The lines needed are those below that contain the word "JSON"; copy each one.

-- RECORD SET follows --

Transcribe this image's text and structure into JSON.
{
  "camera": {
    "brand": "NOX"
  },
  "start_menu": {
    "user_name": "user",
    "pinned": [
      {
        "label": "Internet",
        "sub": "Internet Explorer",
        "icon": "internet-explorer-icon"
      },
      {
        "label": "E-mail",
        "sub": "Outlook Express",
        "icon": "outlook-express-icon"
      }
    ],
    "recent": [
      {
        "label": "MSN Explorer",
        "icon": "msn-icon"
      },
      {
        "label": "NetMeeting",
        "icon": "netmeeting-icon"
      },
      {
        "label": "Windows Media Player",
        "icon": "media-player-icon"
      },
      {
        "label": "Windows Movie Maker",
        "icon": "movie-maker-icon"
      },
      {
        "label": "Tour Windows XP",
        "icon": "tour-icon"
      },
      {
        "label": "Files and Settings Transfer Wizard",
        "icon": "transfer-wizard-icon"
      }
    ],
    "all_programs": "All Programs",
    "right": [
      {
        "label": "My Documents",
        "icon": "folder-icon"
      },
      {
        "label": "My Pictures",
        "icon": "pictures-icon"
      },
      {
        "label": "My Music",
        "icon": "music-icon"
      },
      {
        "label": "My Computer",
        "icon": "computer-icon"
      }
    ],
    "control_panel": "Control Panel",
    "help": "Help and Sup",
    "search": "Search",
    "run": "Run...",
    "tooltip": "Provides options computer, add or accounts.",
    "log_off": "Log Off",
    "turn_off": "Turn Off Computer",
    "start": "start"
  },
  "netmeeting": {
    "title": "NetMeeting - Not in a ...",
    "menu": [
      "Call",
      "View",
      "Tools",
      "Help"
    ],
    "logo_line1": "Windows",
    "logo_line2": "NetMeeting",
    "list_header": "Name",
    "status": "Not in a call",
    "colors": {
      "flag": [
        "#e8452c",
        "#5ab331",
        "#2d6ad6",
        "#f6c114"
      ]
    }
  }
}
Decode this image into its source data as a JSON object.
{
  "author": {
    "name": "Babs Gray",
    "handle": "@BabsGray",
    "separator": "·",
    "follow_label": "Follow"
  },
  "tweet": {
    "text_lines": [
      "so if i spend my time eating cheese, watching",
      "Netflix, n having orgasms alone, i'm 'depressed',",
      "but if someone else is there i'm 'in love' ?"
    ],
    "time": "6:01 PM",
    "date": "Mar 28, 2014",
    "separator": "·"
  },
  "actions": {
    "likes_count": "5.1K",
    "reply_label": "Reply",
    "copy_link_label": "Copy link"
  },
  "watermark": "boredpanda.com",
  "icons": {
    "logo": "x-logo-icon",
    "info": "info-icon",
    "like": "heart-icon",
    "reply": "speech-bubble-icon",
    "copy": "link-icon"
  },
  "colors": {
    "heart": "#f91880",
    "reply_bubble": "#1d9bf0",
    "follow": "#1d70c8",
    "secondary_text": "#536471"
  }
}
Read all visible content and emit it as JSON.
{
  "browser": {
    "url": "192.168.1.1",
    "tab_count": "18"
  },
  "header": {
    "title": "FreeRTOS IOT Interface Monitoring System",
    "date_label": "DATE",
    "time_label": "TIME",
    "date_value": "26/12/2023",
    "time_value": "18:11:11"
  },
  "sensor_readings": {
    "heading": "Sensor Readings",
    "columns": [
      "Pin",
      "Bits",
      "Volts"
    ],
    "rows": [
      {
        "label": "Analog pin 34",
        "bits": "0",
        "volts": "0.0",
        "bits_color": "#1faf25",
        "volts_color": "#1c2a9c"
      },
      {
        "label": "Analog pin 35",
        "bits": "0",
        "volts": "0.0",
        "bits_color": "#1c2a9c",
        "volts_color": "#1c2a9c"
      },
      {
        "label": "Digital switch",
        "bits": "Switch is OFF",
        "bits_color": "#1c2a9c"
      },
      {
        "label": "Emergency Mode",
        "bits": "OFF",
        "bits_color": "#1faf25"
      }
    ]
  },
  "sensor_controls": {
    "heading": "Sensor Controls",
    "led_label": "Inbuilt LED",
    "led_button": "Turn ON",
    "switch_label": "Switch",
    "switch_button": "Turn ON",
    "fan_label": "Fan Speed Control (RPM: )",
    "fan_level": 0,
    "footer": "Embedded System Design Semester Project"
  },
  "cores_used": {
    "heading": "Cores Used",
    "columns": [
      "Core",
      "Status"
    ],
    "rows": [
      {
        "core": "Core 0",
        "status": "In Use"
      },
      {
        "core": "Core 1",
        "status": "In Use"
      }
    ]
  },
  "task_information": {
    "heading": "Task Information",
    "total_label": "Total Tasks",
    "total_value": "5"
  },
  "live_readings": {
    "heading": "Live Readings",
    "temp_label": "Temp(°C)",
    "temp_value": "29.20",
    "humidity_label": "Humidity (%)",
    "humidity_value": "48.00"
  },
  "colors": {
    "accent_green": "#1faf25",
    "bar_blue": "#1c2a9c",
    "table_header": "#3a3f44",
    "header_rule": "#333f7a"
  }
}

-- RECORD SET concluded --

__ANSWER SPACE__
Transcribe this image's text and structure into JSON.
Decode this image into its source data as a JSON object.
Read all visible content and emit it as JSON.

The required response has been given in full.